Microsoft Building Cloud Data Centers in China and Middle East
Microsoft has recently announced their plans of adding twelve new data center locations around the world. The new centers will aim to help run Azure services, bringing the number of Azure regions to a total of 38. In addition, Microsoft intends to bring Office 365 and Dynamics 365 services to these new regions, which naturally, would require space in the new data centers.
Both Azure and Office 365 services in France are now fully available. France has had a ‘preview’ status of the software for some time now, however, as of now, they are fully launched. These services are running in the two existing data centers located in France. The Office 365 services already have full support from the European Union’s General Data Protection Regulation (GDPR)

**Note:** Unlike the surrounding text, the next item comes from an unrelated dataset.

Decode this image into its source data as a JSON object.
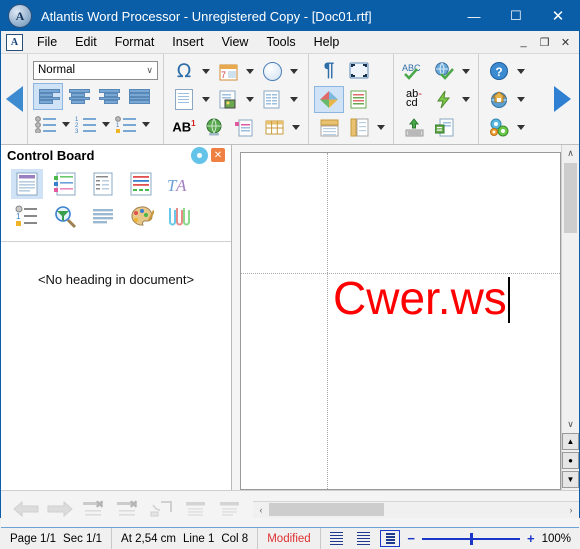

Some of Microsoft’s new data center locations (two in the Middle East, two in south Africa) are primarily in parts of the world that are under served or completely void of their products. There are also new additions being placed in Europe and Australia, specifically to help complement their existing locations. In China, Microsoft has confirmed their partnership with 21Vianet. The regulatory restrictions in China can make it very difficult for non-Chinese companies to open new data centers there, which is likely why Microsoft has chosen to contract the usage of facilities like this.
In order to meet the growing demand for their services, Microsoft noted they expecting to triple the amount of capacity being used by 21Vianet sometime in the first half of 2018.
A significant portion of the data center space in China, as well as the new physical locations that will be built in the coming years, will serve to help meet storage demands for Microsoft services. With Office 365, for example, subscribers permitted store a significant amount of data on Microsoft’s servers for ease of access. The storage capabilities near the consumers helps ensure this service is as fast and reliable as possible.